Mayor Alison Clarke said one-third of 210 residents surveyed on the issue supported the ban, while 23 per cent were opposed. The rest were unsure.
“There was general agreement that smoking bans near playgrounds are a no-brainer and should be introduced,” Cr Clarke said. “But when it came to bans being introduced in outdoor dining areas, there were strong views expressed both for and against.”
The council proposed in March to ban smoking in outdoor dining areas, council-owned or managed playgrounds, sport and recreation facilities, and council-run or sponsored events. The council has already installed signs near 25 playgrounds requesting people not light up.
The council will vote on the matter on November 22.
Comments from the council’s online consultation revealed those who support an extended ban would be more likely to visit cafes and other venues, as they object to second-hand smoke. Those who oppose the move have said the proposal would be a “nanny” by-law that would unfairly discriminate against smokers.
Last month the Municipal Association of Victoria proposed a statewide framework for banning smoking cheap Esse cigarettes in public.
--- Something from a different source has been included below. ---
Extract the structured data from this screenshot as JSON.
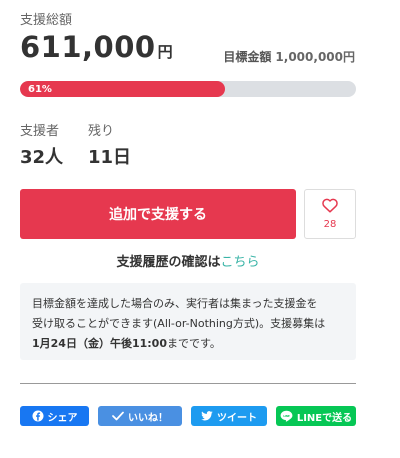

MAV president Bill McArthur said there was broad support from councils across the state for a state government-led initiative.
“Smoke-free alfresco dining and playgrounds already exist or are proposed by state governments in Queensland, Western Australia, South Australia, New South Wales and Tasmania,” Cr McArthur said.
According to the Victorian health department, smoking and secondhand smoke kills about 4000 people across the state and costs $5 billion every year in health costs.